§ Instructions for the task
The lines to be extracted begin at the line containing "Parse this screenshot: output" and end at the last line of the data below; copy them exactly and leave out the pictures.

Element data from apps and pages
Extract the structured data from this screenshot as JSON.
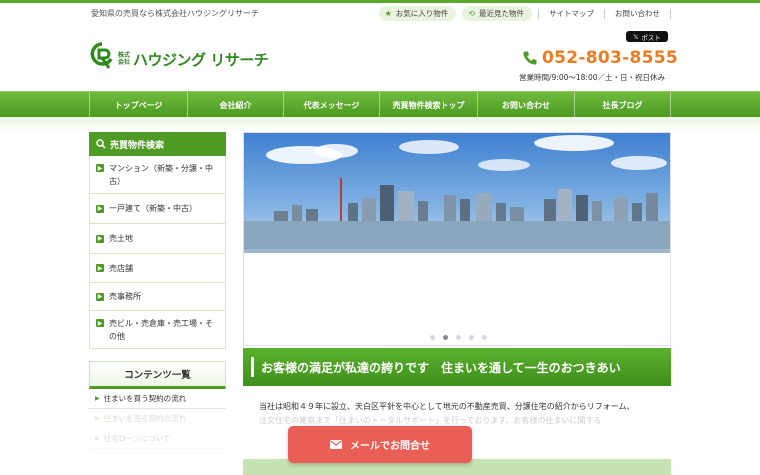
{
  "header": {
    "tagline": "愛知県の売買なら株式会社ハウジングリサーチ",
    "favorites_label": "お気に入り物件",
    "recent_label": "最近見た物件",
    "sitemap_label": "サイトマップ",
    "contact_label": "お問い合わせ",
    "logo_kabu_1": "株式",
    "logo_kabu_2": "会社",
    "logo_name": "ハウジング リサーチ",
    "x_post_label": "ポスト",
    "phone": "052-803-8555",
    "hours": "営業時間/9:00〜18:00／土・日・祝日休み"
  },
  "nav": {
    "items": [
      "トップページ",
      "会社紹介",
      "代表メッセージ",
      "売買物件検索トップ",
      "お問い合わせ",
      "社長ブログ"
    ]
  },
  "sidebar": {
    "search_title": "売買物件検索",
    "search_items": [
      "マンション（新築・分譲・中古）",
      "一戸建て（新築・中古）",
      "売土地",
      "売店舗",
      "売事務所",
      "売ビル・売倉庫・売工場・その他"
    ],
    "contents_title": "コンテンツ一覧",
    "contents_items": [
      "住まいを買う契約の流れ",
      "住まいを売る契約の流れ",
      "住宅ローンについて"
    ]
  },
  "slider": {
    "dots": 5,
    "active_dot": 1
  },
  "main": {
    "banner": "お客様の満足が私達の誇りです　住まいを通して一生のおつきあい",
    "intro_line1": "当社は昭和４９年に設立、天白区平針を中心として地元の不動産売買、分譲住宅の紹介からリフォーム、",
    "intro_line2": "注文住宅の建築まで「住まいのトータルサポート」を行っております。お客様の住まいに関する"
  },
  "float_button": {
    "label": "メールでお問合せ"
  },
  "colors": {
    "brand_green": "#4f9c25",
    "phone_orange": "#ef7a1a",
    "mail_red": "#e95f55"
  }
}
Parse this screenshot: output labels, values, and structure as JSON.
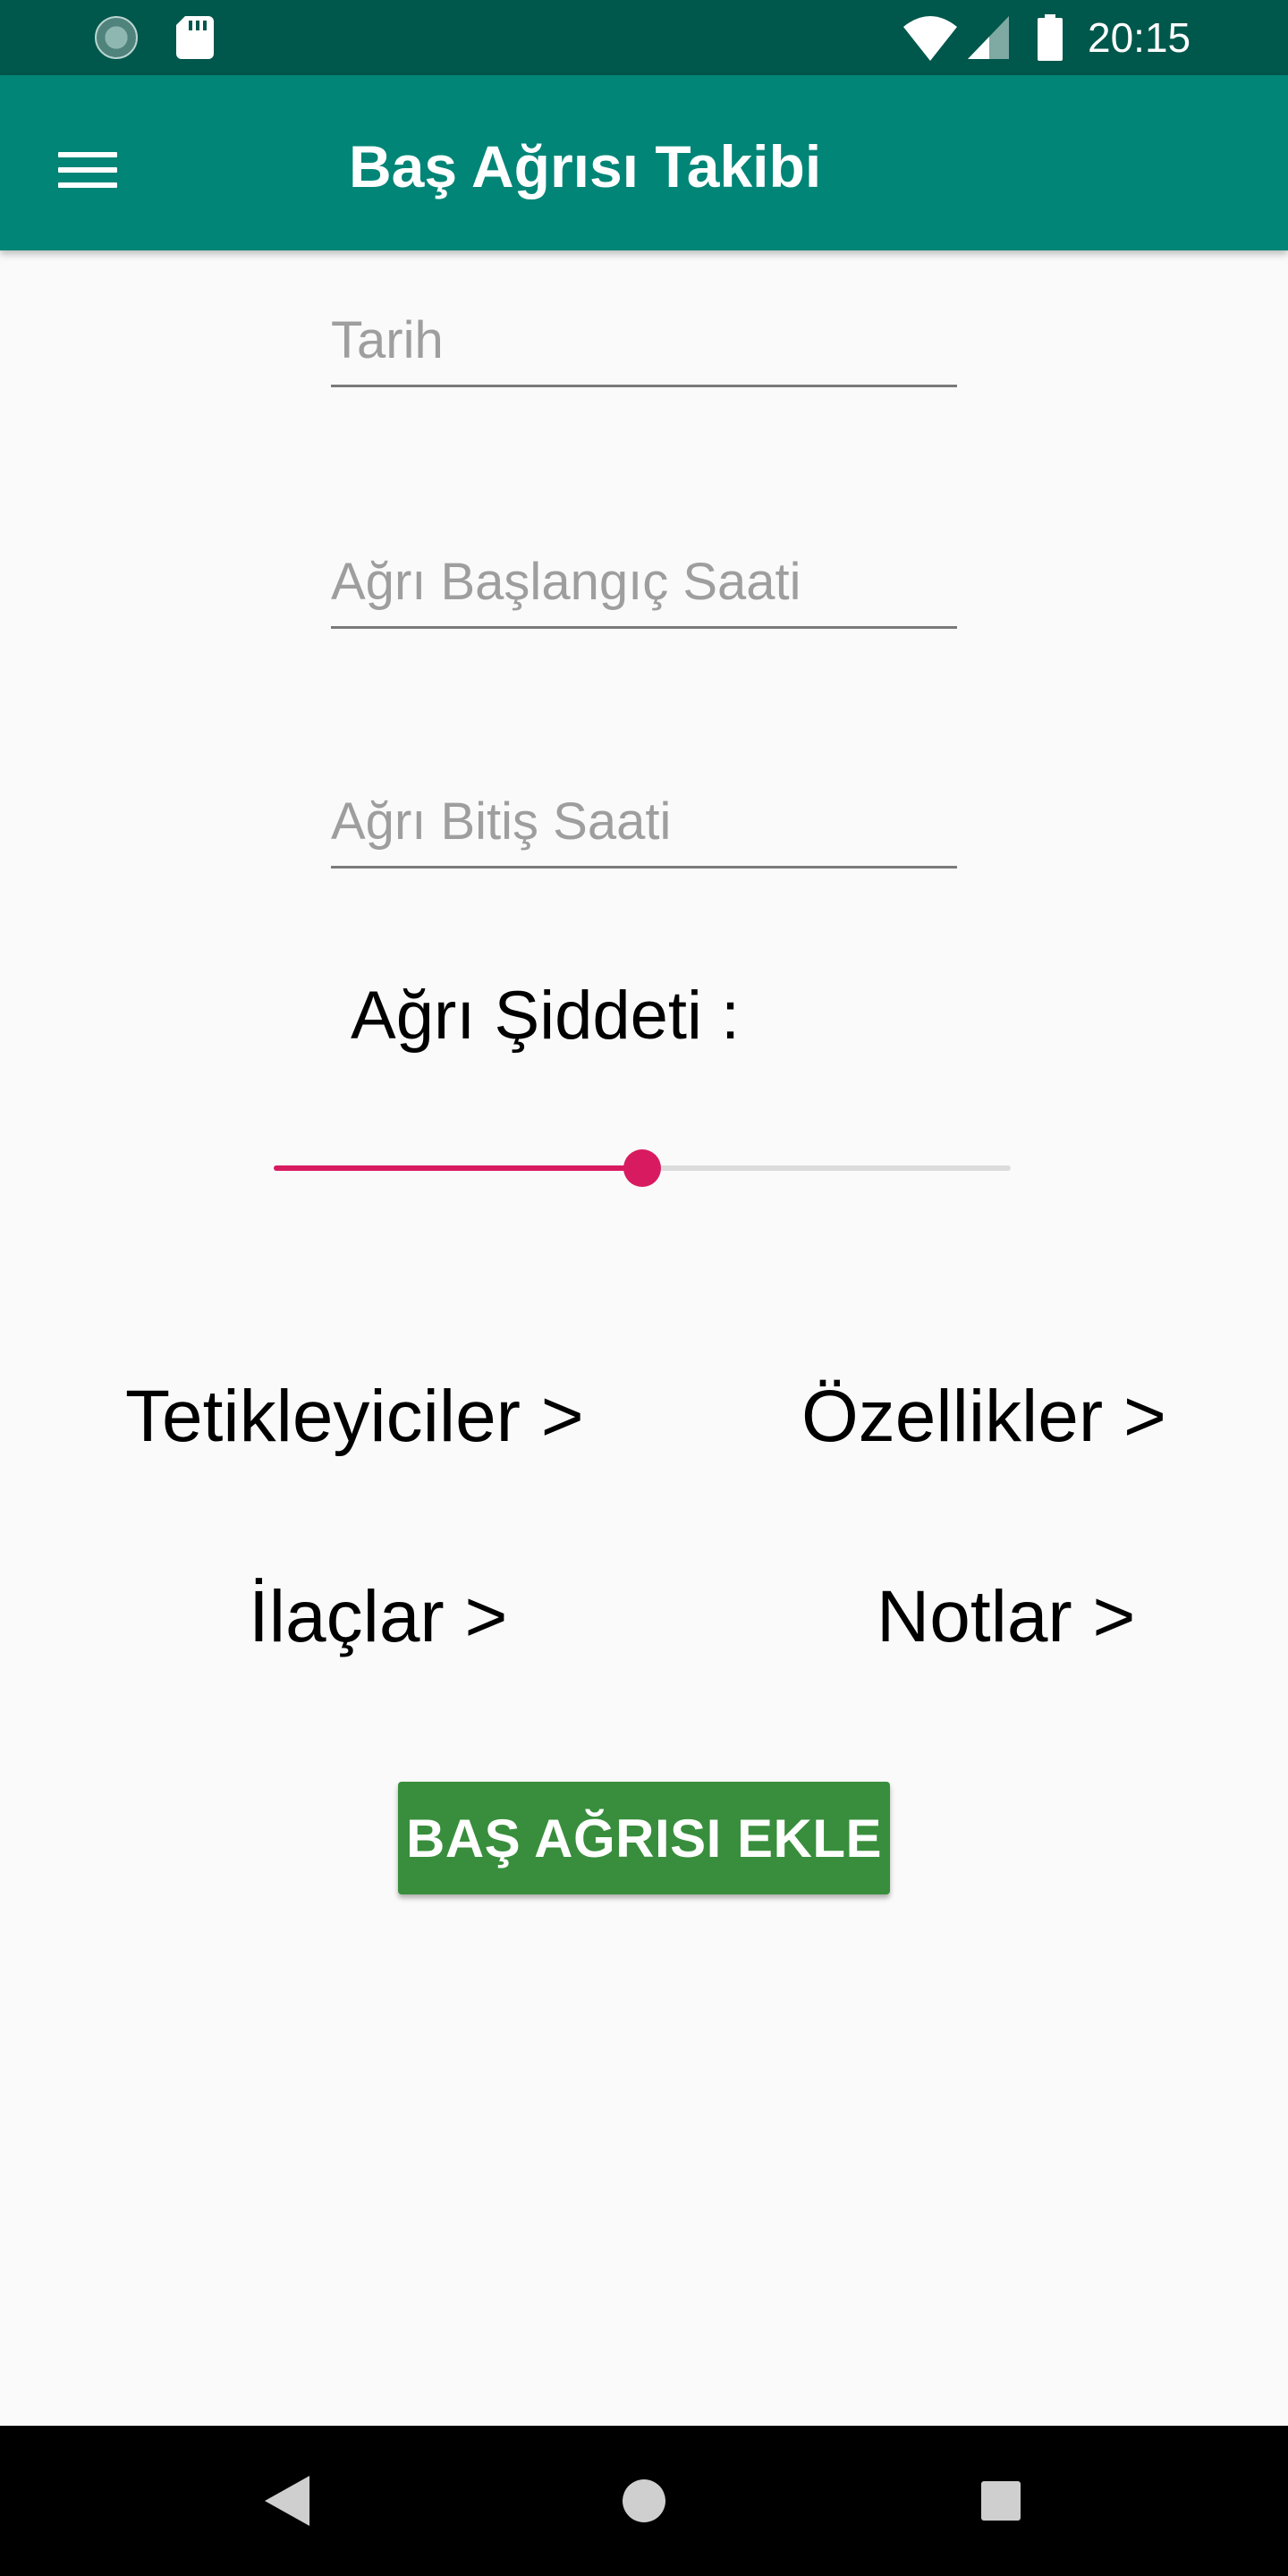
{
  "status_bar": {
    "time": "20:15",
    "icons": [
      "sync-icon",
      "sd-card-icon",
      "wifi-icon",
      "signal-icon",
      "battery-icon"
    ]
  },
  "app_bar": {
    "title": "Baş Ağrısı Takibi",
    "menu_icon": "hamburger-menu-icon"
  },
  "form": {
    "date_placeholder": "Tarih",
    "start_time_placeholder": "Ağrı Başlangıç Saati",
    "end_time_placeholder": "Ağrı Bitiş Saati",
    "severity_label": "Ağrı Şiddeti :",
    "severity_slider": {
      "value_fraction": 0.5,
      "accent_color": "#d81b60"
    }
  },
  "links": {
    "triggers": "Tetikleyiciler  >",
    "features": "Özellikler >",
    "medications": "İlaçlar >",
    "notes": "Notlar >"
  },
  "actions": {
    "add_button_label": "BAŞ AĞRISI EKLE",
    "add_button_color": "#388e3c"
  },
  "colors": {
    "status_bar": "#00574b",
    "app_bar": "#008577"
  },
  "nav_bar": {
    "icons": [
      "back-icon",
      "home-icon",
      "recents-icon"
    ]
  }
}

§ Response area
Parse this screenshot: output labels, values, and structure as JSON.
{
  "status_bar": {
    "time": "20:15",
    "icons": [
      "sync-icon",
      "sd-card-icon",
      "wifi-icon",
      "signal-icon",
      "battery-icon"
    ]
  },
  "app_bar": {
    "title": "Baş Ağrısı Takibi",
    "menu_icon": "hamburger-menu-icon"
  },
  "form": {
    "date_placeholder": "Tarih",
    "start_time_placeholder": "Ağrı Başlangıç Saati",
    "end_time_placeholder": "Ağrı Bitiş Saati",
    "severity_label": "Ağrı Şiddeti :",
    "severity_slider": {
      "value_fraction": 0.5,
      "accent_color": "#d81b60"
    }
  },
  "links": {
    "triggers": "Tetikleyiciler  >",
    "features": "Özellikler >",
    "medications": "İlaçlar >",
    "notes": "Notlar >"
  },
  "actions": {
    "add_button_label": "BAŞ AĞRISI EKLE",
    "add_button_color": "#388e3c"
  },
  "colors": {
    "status_bar": "#00574b",
    "app_bar": "#008577"
  },
  "nav_bar": {
    "icons": [
      "back-icon",
      "home-icon",
      "recents-icon"
    ]
  }
}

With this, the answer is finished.